But again, the discount on the Petrol Excise Duty of 25 cents per litre is a larger sum. If the Commission’s advice had been followed, the Government tax take from petrol would still be lower than in 2021. This would have reduced the cost of living, while helping to curtail emissions.
Ultimately, carbon pricing schemes are all about imposing a cost on the activity we want to see less of (like driving gas guzzlers), and/ or offering a benefit to activities we want to see more of.
When our politicians fiddle at the edges of these schemes, they risk harming the long-term policy (a cleaner car fleet and much greater chance of meeting climate change goals) for a small and ephemeral community benefit (a reduction in the retail fuel price of less than 1 per cent).
At the end of the day, you need to let the carbon price do its job.
Of course, New Zealand motorists are increasingly switching to electric vehicles to dodge the petrol bowser altogether. In the three months to March 2023, around 40 per cent of NZ vehicle sales were pure EV or hybrid vehicles. That’s a clear indicator that the Government’s Clean Car Discount is working.
The chair of the Climate Change Commission, Dr Rod Carr, recently noted that even in a cost-of-living crisis, we need to continue the transition to a cleaner economy. The key to this is to let the carbon price encourage a lower relative price of clean technologies and higher relative prices of polluting technologies. If Governments need to address cost of living concerns – those pesky “distributional impacts” – they should target absolute prices, being the costs which people actually pay.
What is happening now exemplifies a deeper truth: the hard work of cutting emissions to mitigate climate change has been deferred and delayed for decades, by governments and businesses around the world.

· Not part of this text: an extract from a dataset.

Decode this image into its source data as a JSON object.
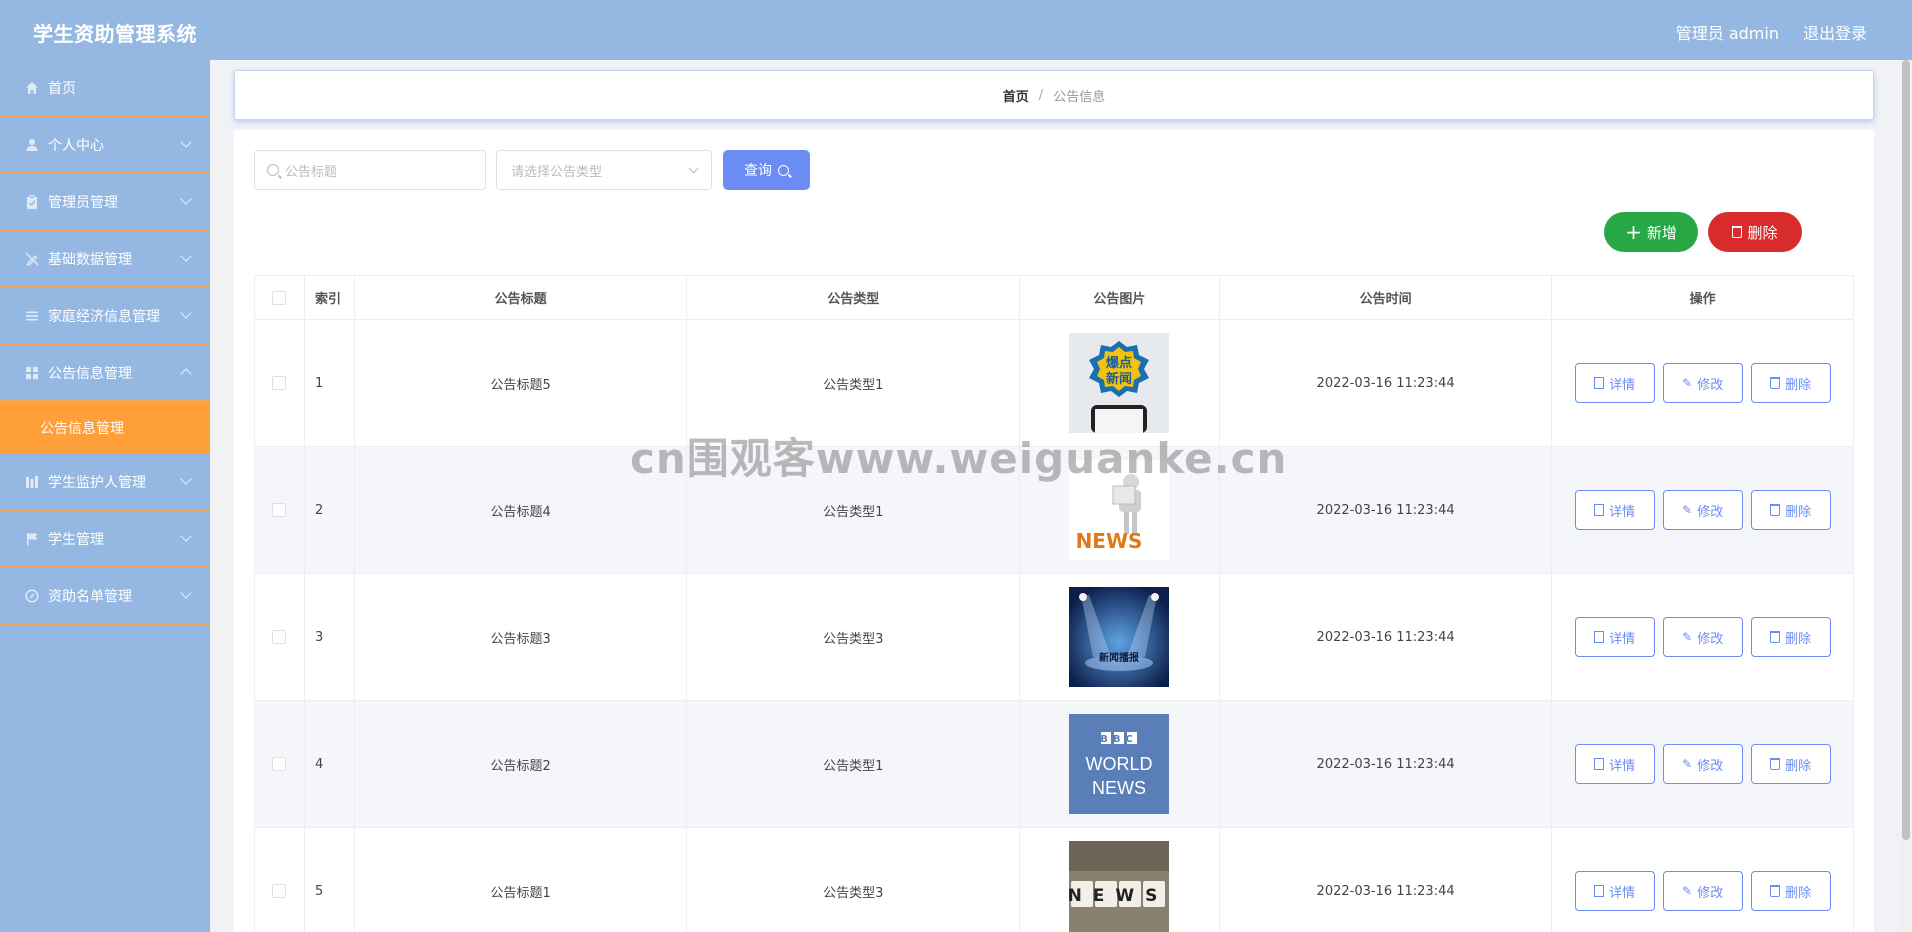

There will always be another distraction – cost of living concerns, an economic crisis, war, or who knows, another pandemic. But it’s clear as a planet we are out of time. We need to reduce emissions at the same time as addressing all the myriad other matters which concern our Governments from time to time.
As emissions reduction becomes easier, we hope officialdom will realise that a low emissions economy is good for both the cost of living and for the planet.
Rohan MacMahon is a co-founder of the Climate Venture Capital Fund and a former strategy director for Crown Infrastructure Partners.